In a recent New York Times article titled “Software That Monitors Your Work, Wherever You Are“, Damon Darlin profiles the technology and business model of LiveOps, a start-up based in Santa Clara, California. LiveOps is in the call center business – without having a central call center. Instead, they employ 20,000 home-based agents, who work as independent consultants for the company. Sound different? Well, it doesn’t end there. The “brains” behind the service is software – what Darlin terms the “real middle manager”.
Maynard Webb, CEO of LiveOps, explains how the software works:
The software moves a company beyond simple cost-cutting. Mr. Webb says greater efficiencies can be found because the company’s software measures the results from each agent according to criteria determined by the client. If a client wants agents to persuade callers to buy additional products, the software tracks that — and then directs calls to the agents who do it best. Those agents prosper.
In the virtual events I’ve participated in, I’ve seen a wide variety of exhibitor personas. The most effective exhibitors were the true subject matter experts – they have a wealth of information to share with prospects, potential partners and even competitors. And they’re the rock stars of their virtual booth – highly in-demand and running a mile a minute trying to handle the influx of private and group chat requests.
What makes them rock stars is not just their expertise – it’s really their expertise combined with their desire to network, assist and collaborate. They not only respond quickly to private chat questions, but they’re proactively commenting in group chats. On the other extreme, I’ve seen the “don’t call one me” persona – analogous to the right fielder on the softball team who hopes the ball is not hit his way. These exhibitors bring a limited scope of knowledge, combined with little desire to interact.
Perhaps virtual event platforms should adopt the LiveOps model – route the inquiries and chat requests to those exhibitors who are most likely to achieve the desired outcome. Here’s how it might work:
- Build rating and request functions into the chat application – without some explicit indication from the attendee (booth visitor), the only way to know if the exhibitor (booth rep) was effective is to use natural language processing to interpret the content of the chat (which, indeed, would be a neat feature!). Instead, build actions into the chat function, as dictated by the exhibitor. One action might be “rate this chat session” or “rate this booth rep” – the data would be used to determine the worthiness of the rep for subsequent chats. Another action might be “request more product information” – whereby clicks would increase the effectiveness rating of the booth rep.
- Define metrics to rate booth rep effectiveness – examples may include “mean time to answer a private chat request”, “mean time to a ‘request more info’ click” (where shorter times might be considered better) or “mean rating score”. Of course, for booth reps who receive neither ratings nor requests for more info, perhaps the absence of action works against them.

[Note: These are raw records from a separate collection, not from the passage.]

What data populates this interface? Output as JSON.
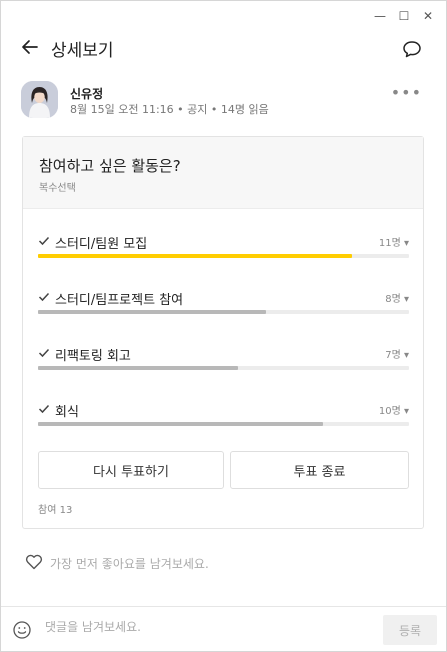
{
  "window_controls": {
    "minimize": "—",
    "maximize": "☐",
    "close": "✕"
  },
  "header": {
    "title": "상세보기"
  },
  "post": {
    "author": "신유정",
    "meta": "8월 15일 오전 11:16 • 공지 • 14명 읽음"
  },
  "poll": {
    "question": "참여하고 싶은 활동은?",
    "subtitle": "복수선택",
    "options": [
      {
        "label": "스터디/팀원 모집",
        "count": "11명",
        "value": 11,
        "color": "#ffcd00"
      },
      {
        "label": "스터디/팀프로젝트 참여",
        "count": "8명",
        "value": 8,
        "color": "#b8b8b8"
      },
      {
        "label": "리팩토링 회고",
        "count": "7명",
        "value": 7,
        "color": "#b8b8b8"
      },
      {
        "label": "회식",
        "count": "10명",
        "value": 10,
        "color": "#b8b8b8"
      }
    ],
    "revote_label": "다시 투표하기",
    "end_label": "투표 종료",
    "participants": "참여 13",
    "total": 13
  },
  "like": {
    "text": "가장 먼저 좋아요를 남겨보세요."
  },
  "comment": {
    "placeholder": "댓글을 남겨보세요.",
    "submit_label": "등록"
  },
  "colors": {
    "accent": "#ffcd00",
    "bar_gray": "#b8b8b8"
  }
}
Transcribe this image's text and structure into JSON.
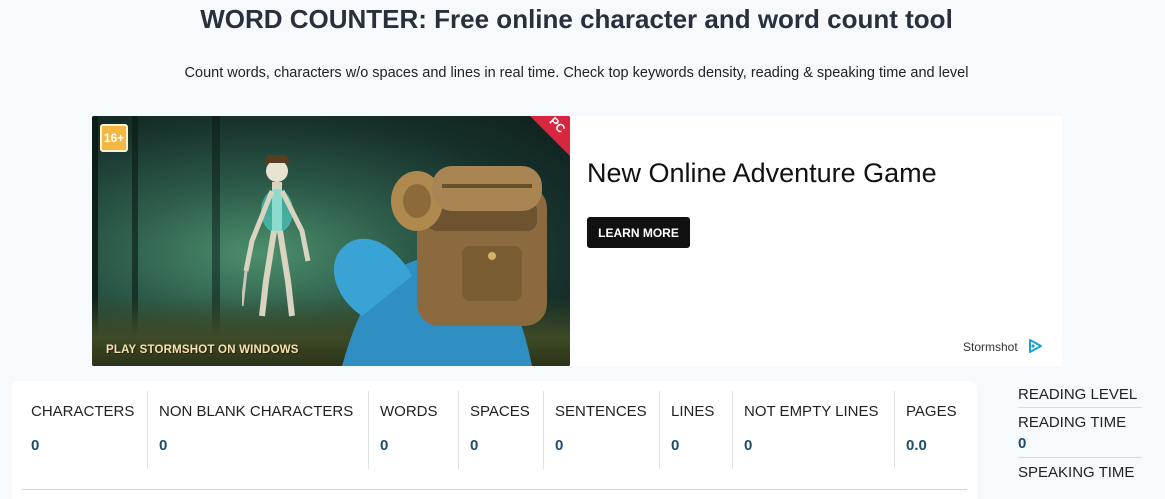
{
  "header": {
    "title": "WORD COUNTER: Free online character and word count tool",
    "subtitle": "Count words, characters w/o spaces and lines in real time. Check top keywords density, reading & speaking time and level"
  },
  "ad": {
    "badge": "16+",
    "corner_label": "PC",
    "image_caption": "PLAY STORMSHOT ON WINDOWS",
    "headline": "New Online Adventure Game",
    "cta_label": "LEARN MORE",
    "brand": "Stormshot",
    "adchoices_icon": "adchoices-icon"
  },
  "stats": [
    {
      "label": "CHARACTERS",
      "value": "0"
    },
    {
      "label": "NON BLANK CHARACTERS",
      "value": "0"
    },
    {
      "label": "WORDS",
      "value": "0"
    },
    {
      "label": "SPACES",
      "value": "0"
    },
    {
      "label": "SENTENCES",
      "value": "0"
    },
    {
      "label": "LINES",
      "value": "0"
    },
    {
      "label": "NOT EMPTY LINES",
      "value": "0"
    },
    {
      "label": "PAGES",
      "value": "0.0"
    }
  ],
  "side": {
    "reading_level_label": "READING LEVEL",
    "reading_time_label": "READING TIME",
    "reading_time_value": "0",
    "speaking_time_label": "SPEAKING TIME"
  },
  "colors": {
    "background": "#f7fafd",
    "value_text": "#1c4d6b",
    "cta_bg": "#111111",
    "adchoices": "#1aa1d1"
  }
}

- Distinguish the highest rated booth reps – just like department stores and supermarkets have the “Employee of the Month” parking spot or picture – virtual event standouts should be recognized as well. Allow the highest rated booth reps to have a specially desigated avatar image (or logo) indicating that they provide excellent service.
Let me know what you think – would such a rating system help improve interactions between virtual event booth visitors and booth reps?